The Corvette team developed the CERV IV in 90 days in early 1993, got approval to build the car around April of that year and eventually turned the model into the C5, which arrived in 1997.
For a full read on the C5 development CLICK HERE (http://www.digitalcorvettes.com/forums/showthread.php?s=&threadid=9189)
10-18-2005, 02:17 PM
What do you know about the 4.0L SOHC 3 valve SBC that was being developed for the CERV II?
10-18-2005, 03:38 PM
Originally posted by DOC7000
What do you know about the 4.0L SOHC 3 valve SBC that was being developed for the CERV II?
I believe the engine was based on three '62 mid-engined Indy cars, designed by Englishman John Crostwaite for Mickey Thompson, who powered them with aluminum Buick V8's, as the Harvey Aluminum Specials.
I'm still trying to confirm, but I think these heads were essentially the same as latter Gurney/Weslake heads in 2 and 3 valve configurations.

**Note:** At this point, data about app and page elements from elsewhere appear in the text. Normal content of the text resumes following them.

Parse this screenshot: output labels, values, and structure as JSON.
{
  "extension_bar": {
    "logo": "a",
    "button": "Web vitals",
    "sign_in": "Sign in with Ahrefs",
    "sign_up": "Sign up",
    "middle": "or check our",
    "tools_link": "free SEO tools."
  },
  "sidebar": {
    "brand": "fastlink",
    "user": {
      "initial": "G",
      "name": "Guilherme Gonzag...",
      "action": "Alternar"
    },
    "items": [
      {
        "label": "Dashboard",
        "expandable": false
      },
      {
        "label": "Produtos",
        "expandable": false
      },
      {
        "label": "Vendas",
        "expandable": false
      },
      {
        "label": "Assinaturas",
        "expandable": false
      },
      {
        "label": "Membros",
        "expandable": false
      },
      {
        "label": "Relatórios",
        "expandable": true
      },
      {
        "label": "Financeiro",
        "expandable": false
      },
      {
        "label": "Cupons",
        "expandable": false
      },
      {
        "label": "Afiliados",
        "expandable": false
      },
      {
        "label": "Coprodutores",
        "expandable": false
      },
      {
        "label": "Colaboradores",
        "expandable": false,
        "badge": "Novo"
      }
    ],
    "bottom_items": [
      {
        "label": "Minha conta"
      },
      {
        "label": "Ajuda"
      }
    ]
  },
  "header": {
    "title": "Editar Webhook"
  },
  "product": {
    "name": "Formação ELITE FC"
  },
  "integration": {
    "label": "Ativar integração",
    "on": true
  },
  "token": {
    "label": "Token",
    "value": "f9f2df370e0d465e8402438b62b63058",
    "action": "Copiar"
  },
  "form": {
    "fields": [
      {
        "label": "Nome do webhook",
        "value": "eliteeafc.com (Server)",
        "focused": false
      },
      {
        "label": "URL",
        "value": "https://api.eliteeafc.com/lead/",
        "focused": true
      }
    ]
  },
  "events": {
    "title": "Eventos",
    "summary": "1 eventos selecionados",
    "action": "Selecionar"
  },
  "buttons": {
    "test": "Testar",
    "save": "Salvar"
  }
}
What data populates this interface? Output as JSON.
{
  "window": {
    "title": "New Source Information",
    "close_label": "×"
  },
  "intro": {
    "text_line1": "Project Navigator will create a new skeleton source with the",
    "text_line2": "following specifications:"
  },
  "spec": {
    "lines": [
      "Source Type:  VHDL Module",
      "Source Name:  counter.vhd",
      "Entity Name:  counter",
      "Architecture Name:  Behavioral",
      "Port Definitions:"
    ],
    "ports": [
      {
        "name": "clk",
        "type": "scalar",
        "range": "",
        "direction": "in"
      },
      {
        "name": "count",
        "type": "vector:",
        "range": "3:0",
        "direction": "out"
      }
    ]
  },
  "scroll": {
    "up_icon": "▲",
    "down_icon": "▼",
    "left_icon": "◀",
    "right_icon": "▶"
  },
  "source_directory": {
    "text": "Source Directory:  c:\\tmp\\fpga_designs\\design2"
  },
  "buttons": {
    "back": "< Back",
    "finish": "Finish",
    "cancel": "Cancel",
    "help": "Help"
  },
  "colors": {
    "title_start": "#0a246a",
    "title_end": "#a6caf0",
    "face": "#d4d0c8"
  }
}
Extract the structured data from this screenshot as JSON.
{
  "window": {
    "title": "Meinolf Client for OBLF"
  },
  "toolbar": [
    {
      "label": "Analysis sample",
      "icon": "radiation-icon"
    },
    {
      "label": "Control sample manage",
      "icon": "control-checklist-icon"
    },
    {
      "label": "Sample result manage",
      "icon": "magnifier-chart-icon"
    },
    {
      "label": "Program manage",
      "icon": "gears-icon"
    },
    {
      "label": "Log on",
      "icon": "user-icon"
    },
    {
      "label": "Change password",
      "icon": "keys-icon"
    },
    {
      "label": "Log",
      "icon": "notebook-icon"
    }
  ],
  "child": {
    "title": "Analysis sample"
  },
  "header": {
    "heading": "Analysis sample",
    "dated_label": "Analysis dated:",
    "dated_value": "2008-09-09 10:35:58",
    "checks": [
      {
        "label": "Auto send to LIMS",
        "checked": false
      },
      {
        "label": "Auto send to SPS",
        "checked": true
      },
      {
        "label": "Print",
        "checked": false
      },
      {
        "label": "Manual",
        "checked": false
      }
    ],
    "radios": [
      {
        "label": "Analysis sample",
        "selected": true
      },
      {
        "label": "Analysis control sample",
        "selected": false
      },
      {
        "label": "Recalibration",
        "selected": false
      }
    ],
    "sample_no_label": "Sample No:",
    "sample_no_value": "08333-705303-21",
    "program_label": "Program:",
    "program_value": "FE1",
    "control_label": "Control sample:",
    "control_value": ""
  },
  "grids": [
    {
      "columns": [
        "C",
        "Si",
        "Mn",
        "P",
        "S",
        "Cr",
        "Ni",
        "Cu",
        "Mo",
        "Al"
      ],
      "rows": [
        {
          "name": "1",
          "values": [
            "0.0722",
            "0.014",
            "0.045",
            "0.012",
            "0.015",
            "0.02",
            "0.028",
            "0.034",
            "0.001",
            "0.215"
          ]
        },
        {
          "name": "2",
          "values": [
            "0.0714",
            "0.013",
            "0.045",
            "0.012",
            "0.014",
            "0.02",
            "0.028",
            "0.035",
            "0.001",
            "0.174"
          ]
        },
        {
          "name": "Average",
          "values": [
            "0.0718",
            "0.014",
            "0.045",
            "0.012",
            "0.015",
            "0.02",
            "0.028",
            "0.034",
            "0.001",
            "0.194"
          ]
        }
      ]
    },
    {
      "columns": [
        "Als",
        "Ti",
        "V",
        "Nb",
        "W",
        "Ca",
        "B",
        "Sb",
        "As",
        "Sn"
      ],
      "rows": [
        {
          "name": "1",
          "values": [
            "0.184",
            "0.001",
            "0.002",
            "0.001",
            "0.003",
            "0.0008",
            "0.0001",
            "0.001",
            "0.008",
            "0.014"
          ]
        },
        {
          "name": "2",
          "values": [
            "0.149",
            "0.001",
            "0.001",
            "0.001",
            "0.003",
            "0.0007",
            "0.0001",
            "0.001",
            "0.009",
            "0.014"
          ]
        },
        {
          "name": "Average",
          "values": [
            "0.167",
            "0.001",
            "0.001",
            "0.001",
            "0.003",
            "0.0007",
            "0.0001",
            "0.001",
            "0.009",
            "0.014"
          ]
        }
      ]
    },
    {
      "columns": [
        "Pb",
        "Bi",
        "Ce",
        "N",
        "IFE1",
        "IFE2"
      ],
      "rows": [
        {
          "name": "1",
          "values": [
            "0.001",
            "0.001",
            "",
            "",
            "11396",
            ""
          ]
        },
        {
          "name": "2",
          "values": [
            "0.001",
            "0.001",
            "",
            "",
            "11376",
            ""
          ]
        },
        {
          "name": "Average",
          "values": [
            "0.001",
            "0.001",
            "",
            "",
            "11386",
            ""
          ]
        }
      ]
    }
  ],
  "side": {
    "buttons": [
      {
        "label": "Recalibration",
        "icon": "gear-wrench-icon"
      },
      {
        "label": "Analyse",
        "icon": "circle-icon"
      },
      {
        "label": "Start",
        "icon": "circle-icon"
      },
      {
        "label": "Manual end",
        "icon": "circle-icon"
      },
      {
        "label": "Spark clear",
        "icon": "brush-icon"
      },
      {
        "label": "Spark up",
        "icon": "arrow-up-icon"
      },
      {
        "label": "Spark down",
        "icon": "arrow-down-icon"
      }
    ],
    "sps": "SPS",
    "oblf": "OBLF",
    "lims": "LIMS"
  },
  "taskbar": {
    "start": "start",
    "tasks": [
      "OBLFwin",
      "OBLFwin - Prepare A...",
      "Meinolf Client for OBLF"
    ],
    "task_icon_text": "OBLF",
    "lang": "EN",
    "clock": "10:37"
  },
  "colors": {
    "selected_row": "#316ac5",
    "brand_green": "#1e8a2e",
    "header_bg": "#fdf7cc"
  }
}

Englishman Sir Harry Weslake helped develop the heads associated with Ford, Gurney (drove for Thompson as a rookie in '62), and the original F40.
Weslake Engineering learned years before GM/Ford not to take too literally what the flow bench said, and were narrowing intake ports to provide nominal gas speeds in the range of 350 to 400 feet-second, making good use of the fact that kinetic energy packing air into the cylinders increases with the square of it's velocity.
I'll post more as I learn more... have you got any info?
10-19-2005, 12:07 AM
the info I got says that they out fitted the heads from the indy car to the Chevy Small block V-8 that measured at 4.0L. But Im not too sure as to how accurate the info is so I figured Id run it by you C5D.